++++ EXERCISE MATERIAL ++++
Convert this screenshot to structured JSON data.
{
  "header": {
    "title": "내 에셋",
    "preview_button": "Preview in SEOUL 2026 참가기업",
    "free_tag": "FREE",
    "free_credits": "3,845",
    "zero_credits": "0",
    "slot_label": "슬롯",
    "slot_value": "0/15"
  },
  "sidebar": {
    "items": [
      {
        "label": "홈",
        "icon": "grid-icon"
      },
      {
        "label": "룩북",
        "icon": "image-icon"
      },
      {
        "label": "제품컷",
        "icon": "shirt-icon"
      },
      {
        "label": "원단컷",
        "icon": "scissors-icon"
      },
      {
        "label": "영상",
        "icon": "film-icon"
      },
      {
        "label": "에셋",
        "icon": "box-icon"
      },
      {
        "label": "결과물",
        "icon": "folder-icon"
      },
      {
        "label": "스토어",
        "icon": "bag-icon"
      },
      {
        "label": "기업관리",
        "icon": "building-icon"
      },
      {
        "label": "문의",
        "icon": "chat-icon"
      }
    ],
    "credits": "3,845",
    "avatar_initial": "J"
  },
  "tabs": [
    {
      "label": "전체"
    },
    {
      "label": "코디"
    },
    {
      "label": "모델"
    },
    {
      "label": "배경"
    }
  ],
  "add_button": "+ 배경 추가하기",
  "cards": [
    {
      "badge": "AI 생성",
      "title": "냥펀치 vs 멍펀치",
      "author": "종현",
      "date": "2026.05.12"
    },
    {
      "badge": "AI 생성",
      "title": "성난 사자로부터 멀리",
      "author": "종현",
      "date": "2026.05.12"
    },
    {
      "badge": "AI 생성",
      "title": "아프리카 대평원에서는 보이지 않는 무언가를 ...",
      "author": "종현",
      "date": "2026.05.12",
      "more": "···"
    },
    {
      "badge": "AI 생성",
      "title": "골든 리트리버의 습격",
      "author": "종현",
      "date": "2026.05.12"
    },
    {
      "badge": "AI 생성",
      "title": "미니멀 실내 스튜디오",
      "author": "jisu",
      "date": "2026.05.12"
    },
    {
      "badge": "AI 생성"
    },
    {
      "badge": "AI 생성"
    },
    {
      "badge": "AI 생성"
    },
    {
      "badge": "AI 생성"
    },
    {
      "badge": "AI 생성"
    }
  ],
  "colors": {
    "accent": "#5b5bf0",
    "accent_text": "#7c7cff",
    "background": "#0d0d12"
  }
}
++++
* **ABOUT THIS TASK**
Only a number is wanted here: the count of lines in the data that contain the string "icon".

* **RESPONSE AREA**
10